### [Work item]
Find the string "Lihat" in the records. Copy each line that has it.

[Stored items from a collection]
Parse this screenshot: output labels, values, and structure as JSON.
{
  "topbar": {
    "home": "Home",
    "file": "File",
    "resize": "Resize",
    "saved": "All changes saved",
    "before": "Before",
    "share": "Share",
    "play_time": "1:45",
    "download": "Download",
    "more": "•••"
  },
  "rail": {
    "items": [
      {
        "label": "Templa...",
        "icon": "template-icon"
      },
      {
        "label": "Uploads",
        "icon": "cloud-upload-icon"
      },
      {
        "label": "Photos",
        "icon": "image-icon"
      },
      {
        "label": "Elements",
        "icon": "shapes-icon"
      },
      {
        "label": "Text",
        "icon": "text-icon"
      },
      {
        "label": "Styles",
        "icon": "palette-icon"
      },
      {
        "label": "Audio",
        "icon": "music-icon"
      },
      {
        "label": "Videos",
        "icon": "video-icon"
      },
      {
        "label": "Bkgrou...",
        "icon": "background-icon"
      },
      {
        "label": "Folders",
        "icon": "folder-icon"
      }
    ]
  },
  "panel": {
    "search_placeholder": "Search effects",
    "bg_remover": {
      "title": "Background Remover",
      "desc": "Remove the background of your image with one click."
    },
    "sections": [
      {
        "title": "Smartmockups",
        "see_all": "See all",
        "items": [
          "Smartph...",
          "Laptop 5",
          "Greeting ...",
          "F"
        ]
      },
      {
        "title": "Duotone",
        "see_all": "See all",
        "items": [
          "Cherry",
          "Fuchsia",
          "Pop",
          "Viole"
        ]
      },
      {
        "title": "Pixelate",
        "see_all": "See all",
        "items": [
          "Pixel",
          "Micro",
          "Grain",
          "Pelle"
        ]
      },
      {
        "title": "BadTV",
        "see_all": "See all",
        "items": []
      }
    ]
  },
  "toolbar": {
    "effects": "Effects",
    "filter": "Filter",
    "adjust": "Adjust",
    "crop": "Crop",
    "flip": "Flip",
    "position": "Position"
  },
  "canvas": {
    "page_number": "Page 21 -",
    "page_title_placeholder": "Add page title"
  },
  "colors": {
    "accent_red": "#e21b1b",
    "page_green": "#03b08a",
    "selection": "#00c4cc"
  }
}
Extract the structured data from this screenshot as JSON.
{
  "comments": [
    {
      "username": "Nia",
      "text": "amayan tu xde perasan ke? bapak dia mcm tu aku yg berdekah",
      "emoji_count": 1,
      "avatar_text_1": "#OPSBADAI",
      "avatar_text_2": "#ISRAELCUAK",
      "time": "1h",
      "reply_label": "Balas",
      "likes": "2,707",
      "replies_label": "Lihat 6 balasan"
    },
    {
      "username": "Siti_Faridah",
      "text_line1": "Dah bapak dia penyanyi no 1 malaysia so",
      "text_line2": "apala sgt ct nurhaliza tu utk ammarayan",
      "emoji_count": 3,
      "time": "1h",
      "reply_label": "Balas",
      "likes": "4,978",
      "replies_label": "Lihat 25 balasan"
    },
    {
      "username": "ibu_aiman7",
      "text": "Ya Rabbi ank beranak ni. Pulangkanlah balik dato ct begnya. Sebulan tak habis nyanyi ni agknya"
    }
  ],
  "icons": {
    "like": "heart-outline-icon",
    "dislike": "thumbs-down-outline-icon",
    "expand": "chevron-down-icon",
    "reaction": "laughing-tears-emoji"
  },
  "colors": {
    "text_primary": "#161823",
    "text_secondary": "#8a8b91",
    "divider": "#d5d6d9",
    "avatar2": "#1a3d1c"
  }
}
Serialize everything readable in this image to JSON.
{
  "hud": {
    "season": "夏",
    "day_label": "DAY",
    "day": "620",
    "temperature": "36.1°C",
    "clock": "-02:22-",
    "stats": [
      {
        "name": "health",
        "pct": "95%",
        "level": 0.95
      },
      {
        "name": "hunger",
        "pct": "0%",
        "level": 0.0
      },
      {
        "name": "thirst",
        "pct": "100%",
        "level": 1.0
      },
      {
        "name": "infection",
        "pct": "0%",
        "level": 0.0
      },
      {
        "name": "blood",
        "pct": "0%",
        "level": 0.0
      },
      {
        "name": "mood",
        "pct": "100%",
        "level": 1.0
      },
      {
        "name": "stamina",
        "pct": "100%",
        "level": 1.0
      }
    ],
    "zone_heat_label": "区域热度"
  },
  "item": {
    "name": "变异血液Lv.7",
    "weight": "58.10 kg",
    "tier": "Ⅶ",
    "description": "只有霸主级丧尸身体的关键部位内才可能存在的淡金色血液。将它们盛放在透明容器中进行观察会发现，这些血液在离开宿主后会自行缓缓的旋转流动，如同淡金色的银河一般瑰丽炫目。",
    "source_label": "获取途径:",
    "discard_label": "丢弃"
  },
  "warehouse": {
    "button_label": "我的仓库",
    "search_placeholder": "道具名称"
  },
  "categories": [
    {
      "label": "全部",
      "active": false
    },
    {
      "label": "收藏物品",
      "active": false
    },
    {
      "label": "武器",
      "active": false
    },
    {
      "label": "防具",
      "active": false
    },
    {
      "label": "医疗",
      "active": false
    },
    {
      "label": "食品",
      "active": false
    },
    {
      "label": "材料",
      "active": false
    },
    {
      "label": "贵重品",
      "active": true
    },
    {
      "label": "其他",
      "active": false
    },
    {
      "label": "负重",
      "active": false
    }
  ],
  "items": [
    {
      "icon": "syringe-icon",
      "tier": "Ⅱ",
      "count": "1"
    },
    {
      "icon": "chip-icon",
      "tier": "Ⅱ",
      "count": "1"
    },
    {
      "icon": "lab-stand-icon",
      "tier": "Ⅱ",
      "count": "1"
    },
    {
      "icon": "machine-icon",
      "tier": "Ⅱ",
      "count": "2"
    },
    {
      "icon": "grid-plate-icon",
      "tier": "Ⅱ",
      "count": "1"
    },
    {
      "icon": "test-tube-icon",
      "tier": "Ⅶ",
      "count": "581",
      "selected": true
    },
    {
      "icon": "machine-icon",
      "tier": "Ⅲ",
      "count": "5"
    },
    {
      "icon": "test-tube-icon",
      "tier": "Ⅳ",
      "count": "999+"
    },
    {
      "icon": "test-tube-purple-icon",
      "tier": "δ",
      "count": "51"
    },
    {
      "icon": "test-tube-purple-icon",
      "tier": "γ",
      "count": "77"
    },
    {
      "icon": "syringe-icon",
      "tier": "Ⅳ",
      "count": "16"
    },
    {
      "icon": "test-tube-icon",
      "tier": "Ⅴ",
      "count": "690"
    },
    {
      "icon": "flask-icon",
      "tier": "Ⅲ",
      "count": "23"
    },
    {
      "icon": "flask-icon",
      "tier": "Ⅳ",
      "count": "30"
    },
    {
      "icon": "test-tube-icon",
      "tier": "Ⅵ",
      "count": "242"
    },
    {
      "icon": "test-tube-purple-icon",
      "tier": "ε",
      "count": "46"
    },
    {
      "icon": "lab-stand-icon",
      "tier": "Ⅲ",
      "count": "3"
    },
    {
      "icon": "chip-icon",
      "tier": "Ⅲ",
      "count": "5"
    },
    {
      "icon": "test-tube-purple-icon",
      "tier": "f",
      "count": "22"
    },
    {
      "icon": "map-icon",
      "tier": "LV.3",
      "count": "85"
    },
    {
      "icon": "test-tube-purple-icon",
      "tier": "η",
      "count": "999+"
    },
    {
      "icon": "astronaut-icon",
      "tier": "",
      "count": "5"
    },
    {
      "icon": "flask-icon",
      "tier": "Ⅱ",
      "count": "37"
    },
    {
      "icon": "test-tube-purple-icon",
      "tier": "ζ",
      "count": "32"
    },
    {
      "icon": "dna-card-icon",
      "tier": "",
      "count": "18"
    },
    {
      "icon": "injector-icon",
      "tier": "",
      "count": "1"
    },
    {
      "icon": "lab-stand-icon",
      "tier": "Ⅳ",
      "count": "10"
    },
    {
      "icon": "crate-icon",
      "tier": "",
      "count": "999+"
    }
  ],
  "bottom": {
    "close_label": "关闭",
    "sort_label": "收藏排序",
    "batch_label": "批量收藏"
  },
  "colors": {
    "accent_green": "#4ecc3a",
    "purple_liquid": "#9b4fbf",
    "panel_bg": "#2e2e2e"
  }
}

### [Response box]
      "replies_label": "Lihat 6 balasan"
      "replies_label": "Lihat 25 balasan"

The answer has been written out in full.